“But who are you, a human being, to talk back to God? “Shall what is formed say to the one who formed it, ‘Why did you make me like this?’” (Romans 9:20)
We may not always believe that we are finite. Oh, we would have admit to finitude if asked, but our self-confidence can lead us to believe we have a corner on the truth. In my early twenties I entered the dark tunnel of agnosticism – from knowing “everything” to knowing nothing for sure, especially about God and his Book. I wasn’t arrogant, affirming that no god existed, just that I, at least, couldn’t find him. When by God’s grace, I emerged from that dark tunnel, I had great confidence in the basics, you can have that confidence as well; that God is, that the Savior actually saves, that God has purpose for our life. We are shorn of any pretense of infallibility about the details. Our expectancies- for ourselves and others – are lowered to the realities of human finitude.
We exult in the confidence of what God has revealed for sure- so sure that all believers of all time would affirm it. But most things we’d never figure out no matter how long we investigated and contemplated – things about God’s infinities, and things about our finitude. Like the meanings of the past, the hopes for the future, the reasons for our circumstances, the goings-on of our inner self. We can be comfortable with that ambiguity about life, now, though others may not be. Some seem to need to have everything settled for sure.
For an inquisitive thinker and an intense activist, the realization of one’s finitude can be a marvelous relaxant and stabilizer. Besides, lowered expectancies of oneself is a doorway to making room for others. Maybe they’re finite, too—and in a different configuration, yet! That realization could make a peacemaker out of a person. For example, when Mack set out to get rid of me as leader of the ministry, I didn’t have to try to “be good” and not get angry, fight back, or hold a grudge against him. After all, he saw things differently than I saw them. Besides, maybe he was right. I didn’t think so, but neither did I conclude he was devilish. Our finitudes had clashed, and we both thought we were doing God’s own service. My theology had protected me in the crisis.
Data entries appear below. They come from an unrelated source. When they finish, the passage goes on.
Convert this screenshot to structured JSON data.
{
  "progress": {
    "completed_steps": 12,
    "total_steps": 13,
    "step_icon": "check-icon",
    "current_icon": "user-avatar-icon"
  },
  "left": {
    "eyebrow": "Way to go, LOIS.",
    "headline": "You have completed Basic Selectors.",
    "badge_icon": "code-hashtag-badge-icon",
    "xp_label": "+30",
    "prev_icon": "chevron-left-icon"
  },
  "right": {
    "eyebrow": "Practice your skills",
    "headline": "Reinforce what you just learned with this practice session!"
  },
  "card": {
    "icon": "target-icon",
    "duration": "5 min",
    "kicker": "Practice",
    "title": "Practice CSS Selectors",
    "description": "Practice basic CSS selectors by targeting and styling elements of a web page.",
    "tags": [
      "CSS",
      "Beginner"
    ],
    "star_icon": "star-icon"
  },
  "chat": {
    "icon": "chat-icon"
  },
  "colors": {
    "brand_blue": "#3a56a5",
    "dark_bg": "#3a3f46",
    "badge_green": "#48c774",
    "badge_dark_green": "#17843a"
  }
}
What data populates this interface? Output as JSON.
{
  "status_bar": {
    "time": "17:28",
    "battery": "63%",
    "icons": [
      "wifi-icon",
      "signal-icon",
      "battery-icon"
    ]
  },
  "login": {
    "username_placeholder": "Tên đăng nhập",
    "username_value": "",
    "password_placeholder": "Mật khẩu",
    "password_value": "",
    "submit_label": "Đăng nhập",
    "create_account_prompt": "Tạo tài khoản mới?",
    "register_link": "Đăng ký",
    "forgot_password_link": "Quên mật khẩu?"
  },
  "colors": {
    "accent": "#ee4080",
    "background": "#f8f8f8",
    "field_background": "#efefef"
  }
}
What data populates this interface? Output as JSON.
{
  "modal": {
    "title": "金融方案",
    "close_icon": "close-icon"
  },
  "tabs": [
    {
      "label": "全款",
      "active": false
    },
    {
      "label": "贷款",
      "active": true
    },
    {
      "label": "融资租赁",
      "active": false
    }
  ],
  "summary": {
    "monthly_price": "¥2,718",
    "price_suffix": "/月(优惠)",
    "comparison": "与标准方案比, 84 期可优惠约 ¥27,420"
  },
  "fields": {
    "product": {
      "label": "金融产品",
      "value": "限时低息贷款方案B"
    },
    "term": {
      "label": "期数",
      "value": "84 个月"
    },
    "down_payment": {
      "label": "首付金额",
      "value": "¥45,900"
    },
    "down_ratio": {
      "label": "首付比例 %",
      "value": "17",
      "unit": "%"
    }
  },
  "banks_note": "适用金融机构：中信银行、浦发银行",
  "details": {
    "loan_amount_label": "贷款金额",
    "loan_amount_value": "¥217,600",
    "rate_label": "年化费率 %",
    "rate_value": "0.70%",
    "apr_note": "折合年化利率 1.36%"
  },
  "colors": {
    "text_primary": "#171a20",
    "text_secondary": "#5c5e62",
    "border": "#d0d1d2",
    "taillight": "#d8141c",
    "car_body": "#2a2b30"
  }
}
We believe we are fallen and so are others. So we expect them to behave as fallen people and that helps make allowances for their failures, which doesn’t come to us naturally. What comes naturally is to be easy on myself and hard on the other fellow. So it’s a trick to be realistic about my own fallenness without justifying my own ungodly behavior because I’ve been easing off on the other fellow. I haven’t figured out all the ramifications of the doctrine of the fall for protecting me from wrong thinking about myself and others, but on the larger scale, that doctrine has been a powerful deliverer in my life.
Here’s how. The whole of creation is under the curse of the fall and you are not exempt, because of God’s love for you, from the consequences of living in a world of vicious cancer and violent winds. Nor from a world of finite and fallen people who inflict harm on you, wittingly or unwittingly. You may expect the worst and rejoice when, by God’s grace, it usually doesn’t happen!
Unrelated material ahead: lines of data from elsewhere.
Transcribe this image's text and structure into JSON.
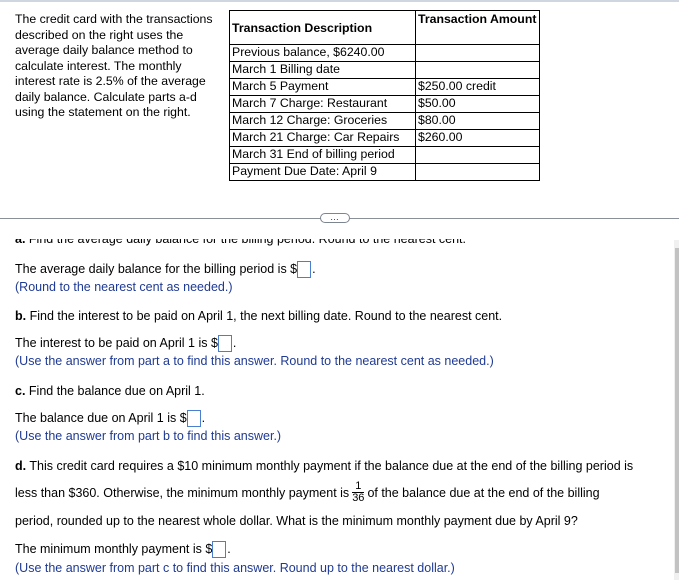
{
  "intro": "The credit card with the transactions described on the right uses the average daily balance method to calculate interest.  The monthly interest rate is 2.5% of the average daily balance.  Calculate parts a-d using the statement on the right.",
  "statement": {
    "headers": [
      "Transaction Description",
      "Transaction Amount"
    ],
    "rows": [
      {
        "description": "Previous balance, $6240.00",
        "amount": ""
      },
      {
        "description": "March 1 Billing date",
        "amount": ""
      },
      {
        "description": "March 5 Payment",
        "amount": "$250.00 credit"
      },
      {
        "description": "March 7 Charge: Restaurant",
        "amount": "$50.00"
      },
      {
        "description": "March 12 Charge: Groceries",
        "amount": "$80.00"
      },
      {
        "description": "March 21 Charge: Car Repairs",
        "amount": "$260.00"
      },
      {
        "description": "March 31 End of billing period",
        "amount": ""
      },
      {
        "description": "Payment Due Date: April 9",
        "amount": ""
      }
    ]
  },
  "more_button": "…",
  "parts": {
    "a": {
      "label": "a.",
      "question": " Find the average daily balance for the billing period.  Round to the nearest cent.",
      "answer_prefix": "The average daily balance for the billing period is $",
      "answer_value": "",
      "hint": "(Round to the nearest cent as needed.)"
    },
    "b": {
      "label": "b.",
      "question": " Find the interest to be paid on April 1, the next billing date.  Round to the nearest cent.",
      "answer_prefix": "The interest to be paid on April 1 is $",
      "answer_value": "",
      "hint": "(Use the answer from part a to find this answer. Round to the nearest cent as needed.)"
    },
    "c": {
      "label": "c.",
      "question": " Find the balance due on April 1.",
      "answer_prefix": "The balance due on April 1 is $",
      "answer_value": "",
      "hint": "(Use the answer from part b to find this answer.)"
    },
    "d": {
      "label": "d.",
      "question_line1": " This credit card requires a $10 minimum monthly payment if the balance due at the end of the billing period is",
      "question_line2_pre": "less than $360.  Otherwise, the minimum monthly payment is",
      "fraction_num": "1",
      "fraction_den": "36",
      "question_line2_post": "of the balance due at the end of the billing",
      "question_line3": "period, rounded up to the nearest whole dollar.  What is the minimum monthly payment due by April 9?",
      "answer_prefix": "The minimum monthly payment is $",
      "answer_value": "",
      "hint": "(Use the answer from part c to find this answer. Round up to the nearest dollar.)"
    }
  },
  "answer_suffix": "."
}
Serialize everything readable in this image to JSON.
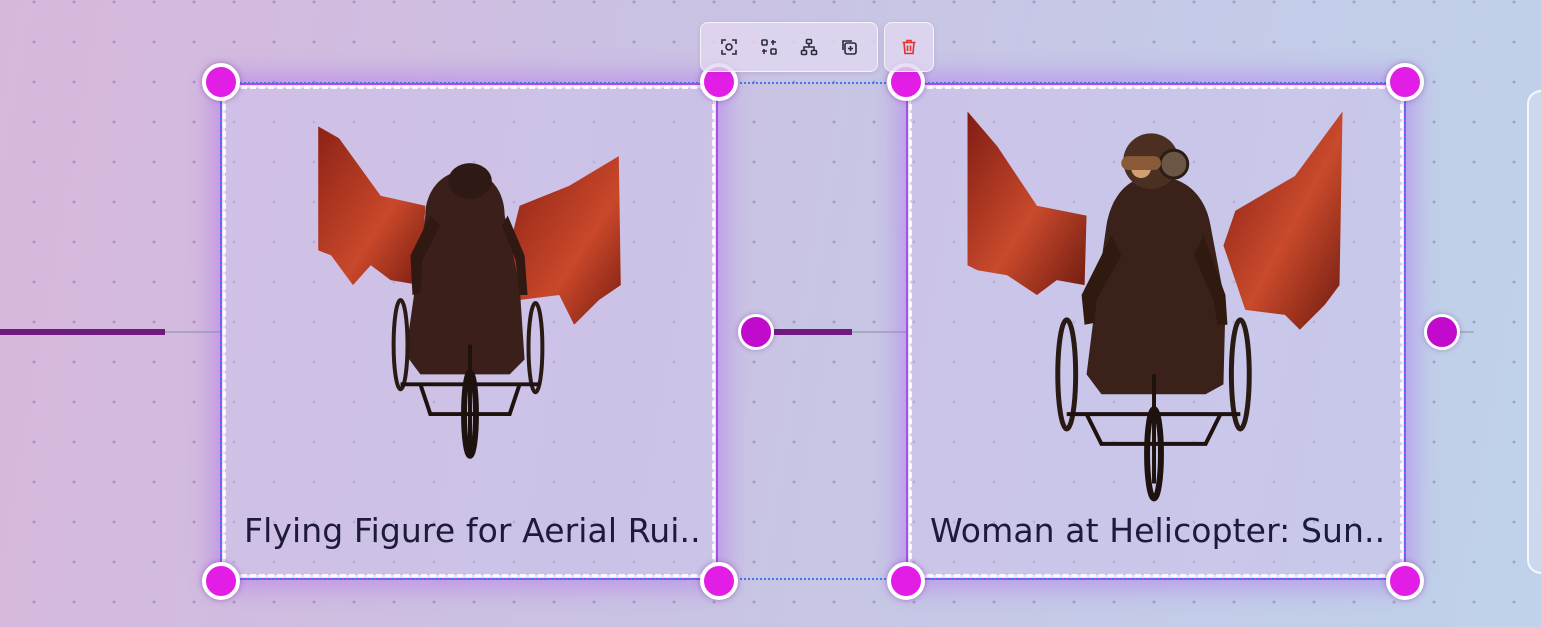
{
  "toolbar": {
    "buttons": [
      {
        "icon": "focus-frame-icon"
      },
      {
        "icon": "regroup-icon"
      },
      {
        "icon": "hierarchy-icon"
      },
      {
        "icon": "duplicate-icon"
      }
    ],
    "delete": {
      "icon": "trash-icon",
      "color": "#e0322f"
    }
  },
  "nodes": [
    {
      "title": "Flying Figure for Aerial Rui..."
    },
    {
      "title": "Woman at Helicopter: Sun..."
    }
  ],
  "colors": {
    "handle": "#e21ee6",
    "port": "#c20acc",
    "active_edge": "#6e1a7f",
    "selection": "#3a7cf0",
    "node_border": "#a84de8"
  }
}
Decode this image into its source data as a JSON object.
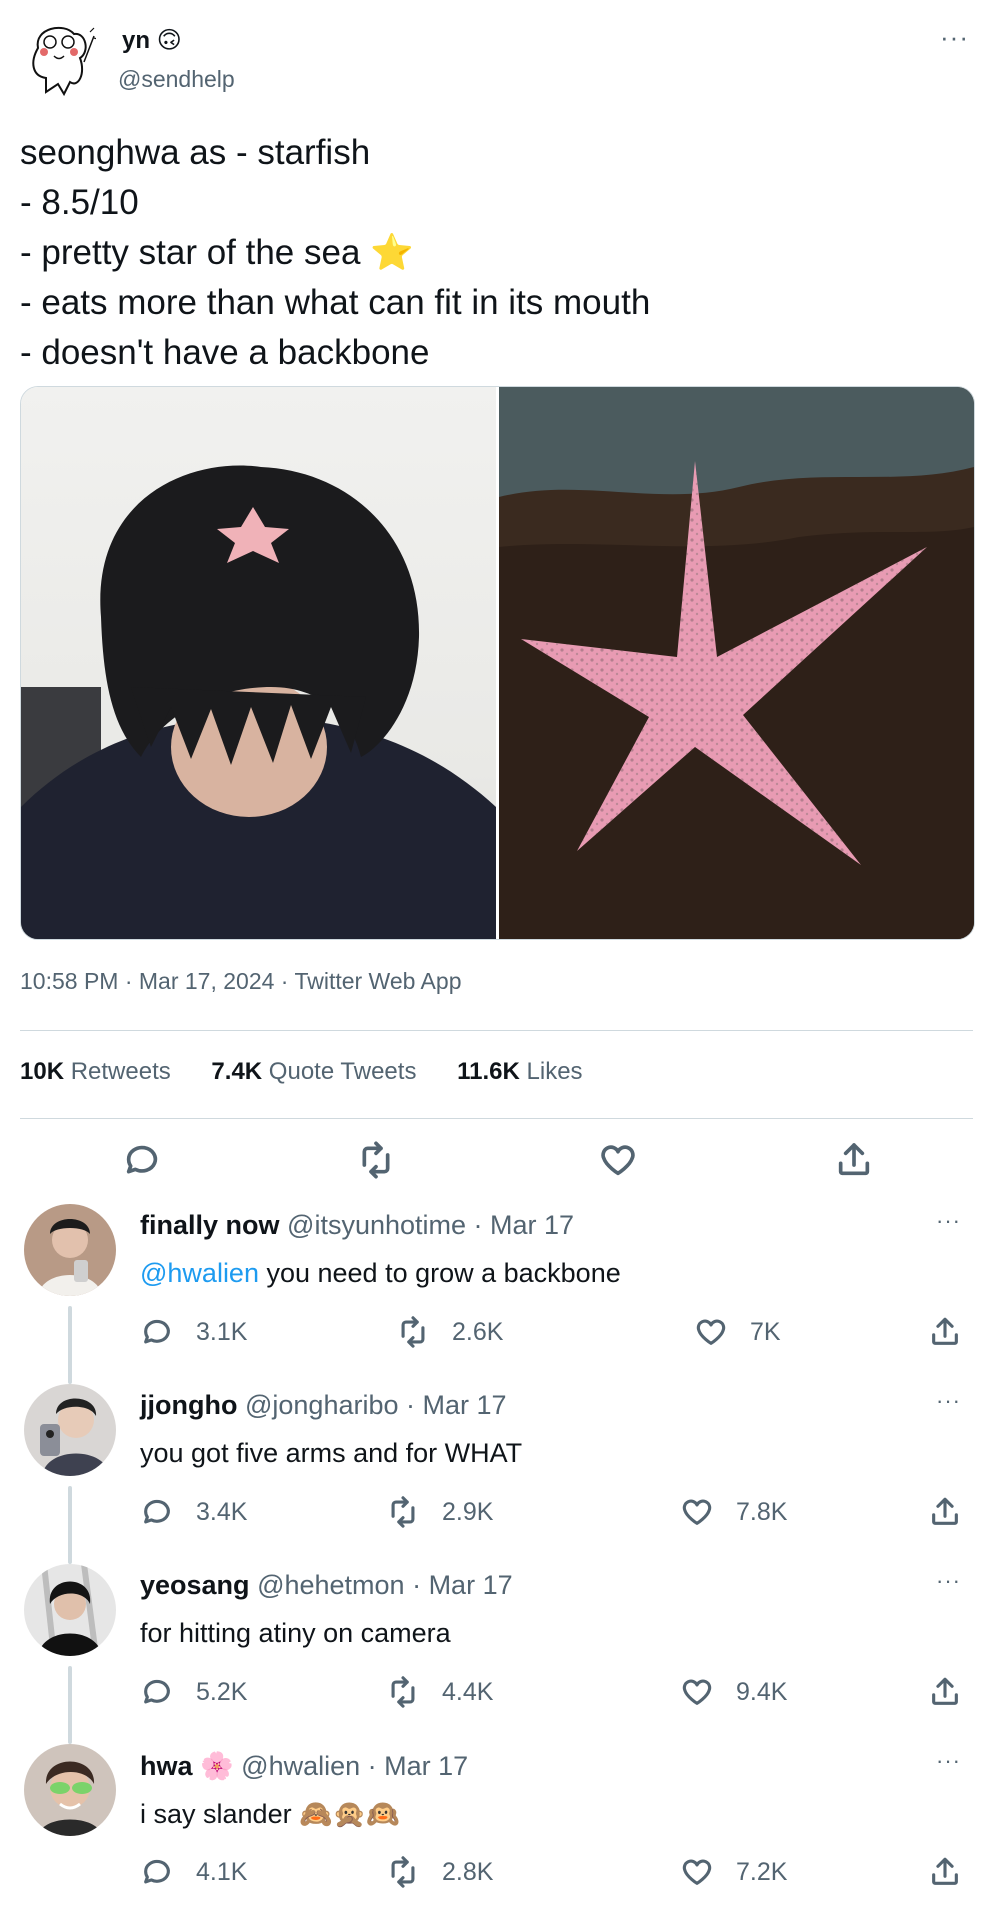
{
  "tweet": {
    "display_name": "yn",
    "name_emoji": "🙃",
    "handle": "@sendhelp",
    "more_label": "···",
    "lines": [
      "seonghwa as - starfish",
      "- 8.5/10",
      "- pretty star of the sea ⭐",
      "- eats more than what can fit in its mouth",
      "- doesn't have a backbone"
    ],
    "meta": "10:58 PM · Mar 17, 2024 · Twitter Web App",
    "stats": {
      "retweets_count": "10K",
      "retweets_label": "Retweets",
      "quotes_count": "7.4K",
      "quotes_label": "Quote Tweets",
      "likes_count": "11.6K",
      "likes_label": "Likes"
    },
    "actions": [
      "reply-icon",
      "retweet-icon",
      "like-icon",
      "share-icon"
    ]
  },
  "replies": [
    {
      "name": "finally now",
      "name_emoji": "",
      "handle": "@itsyunhotime",
      "date": "· Mar 17",
      "mention": "@hwalien",
      "text": " you need to grow a backbone",
      "replies": "3.1K",
      "retweets": "2.6K",
      "likes": "7K",
      "avatar_color": "#8a6a58"
    },
    {
      "name": "jjongho",
      "name_emoji": "",
      "handle": "@jongharibo",
      "date": "· Mar 17",
      "mention": "",
      "text": "you got five arms and for WHAT",
      "replies": "3.4K",
      "retweets": "2.9K",
      "likes": "7.8K",
      "avatar_color": "#4d4f58"
    },
    {
      "name": "yeosang",
      "name_emoji": "",
      "handle": "@hehetmon",
      "date": "· Mar 17",
      "mention": "",
      "text": "for hitting atiny on camera",
      "replies": "5.2K",
      "retweets": "4.4K",
      "likes": "9.4K",
      "avatar_color": "#2a2a2a"
    },
    {
      "name": "hwa",
      "name_emoji": "🌸",
      "handle": "@hwalien",
      "date": "· Mar 17",
      "mention": "",
      "text": "i say slander 🙈🙊🙉",
      "replies": "4.1K",
      "retweets": "2.8K",
      "likes": "7.2K",
      "avatar_color": "#6b4f43"
    }
  ],
  "colors": {
    "link": "#1d9bf0",
    "muted": "#536471",
    "divider": "#cfd9de"
  }
}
Sometimes when I wake in the morning I muse, Lord, lots of folks died last night. Why not me? At my stage of life so many of my dearest family and friends suffer painful, debilitating illness and agonizing death. Why not me? That’s the only reasonable “why” question for one who lives in a fallen world.
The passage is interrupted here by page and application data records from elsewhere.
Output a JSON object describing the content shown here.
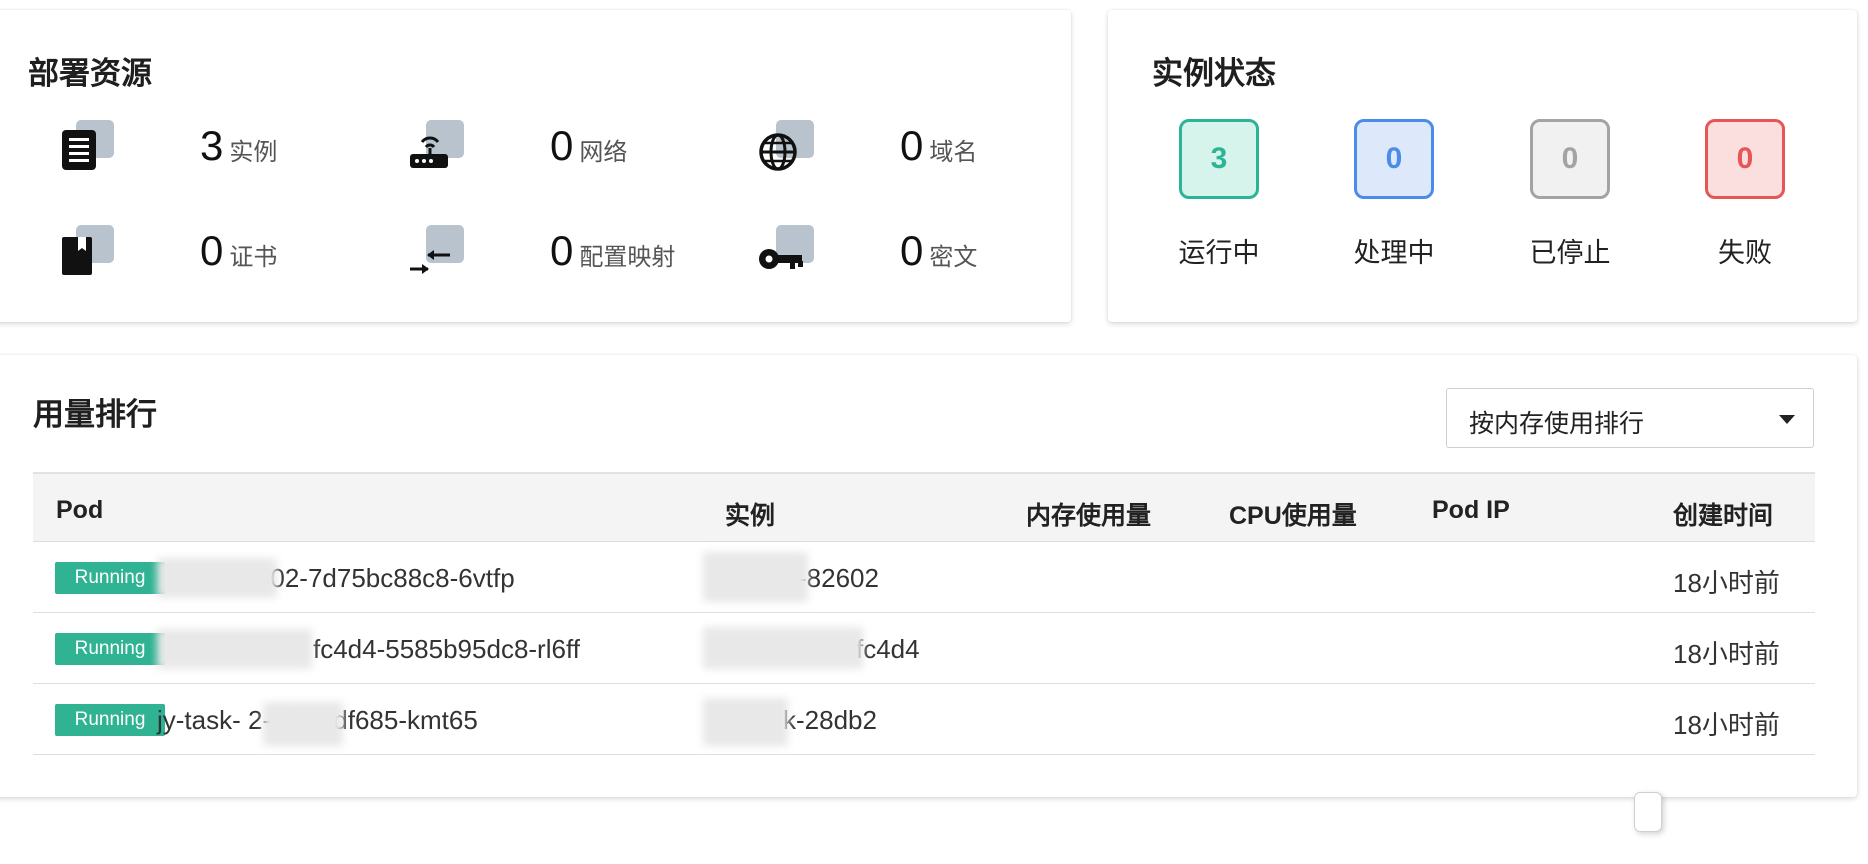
{
  "resources": {
    "title": "部署资源",
    "items": [
      {
        "value": "3",
        "label": "实例",
        "icon": "instance-icon"
      },
      {
        "value": "0",
        "label": "网络",
        "icon": "router-icon"
      },
      {
        "value": "0",
        "label": "域名",
        "icon": "globe-icon"
      },
      {
        "value": "0",
        "label": "证书",
        "icon": "certificate-icon"
      },
      {
        "value": "0",
        "label": "配置映射",
        "icon": "config-map-icon"
      },
      {
        "value": "0",
        "label": "密文",
        "icon": "key-icon"
      }
    ]
  },
  "status": {
    "title": "实例状态",
    "items": [
      {
        "value": "3",
        "label": "运行中",
        "color": "#2bb596",
        "bg": "#d6f3ec"
      },
      {
        "value": "0",
        "label": "处理中",
        "color": "#4a8ce8",
        "bg": "#dde9fb"
      },
      {
        "value": "0",
        "label": "已停止",
        "color": "#a3a3a3",
        "bg": "#f1f1f1"
      },
      {
        "value": "0",
        "label": "失败",
        "color": "#e55656",
        "bg": "#fbdfdf"
      }
    ]
  },
  "usage": {
    "title": "用量排行",
    "sort_select": {
      "value": "按内存使用排行"
    },
    "columns": [
      "Pod",
      "实例",
      "内存使用量",
      "CPU使用量",
      "Pod IP",
      "创建时间"
    ],
    "rows": [
      {
        "status": "Running",
        "pod": "82602-7d75bc88c8-6vtfp",
        "instance": "-82602",
        "memory": "",
        "cpu": "",
        "ip": "",
        "created": "18小时前"
      },
      {
        "status": "Running",
        "pod": "fc4d4-5585b95dc8-rl6ff",
        "instance": "fc4d4",
        "memory": "",
        "cpu": "",
        "ip": "",
        "created": "18小时前"
      },
      {
        "status": "Running",
        "pod": "jy-task-      2-7fc5cdf685-kmt65",
        "instance": "k-28db2",
        "memory": "",
        "cpu": "",
        "ip": "",
        "created": "18小时前"
      }
    ]
  }
}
I don’t want to oversimplify the problem of evil; a whole complex of theological issues intertwine. For example, if God made his own people exempt from the human condition, who wouldn’t become a believer? But what kind of believer would they become? Again, when does God heal and to what end? For what purpose does God protect or remove the protection? The theological questions seem endless, especially when faced with personal tragedy, but the bottom line for me is this: I’m fallen and so is my world. Not, “why me, Lord?” when trouble strikes, but “why not me, Lord?” when it so often misses.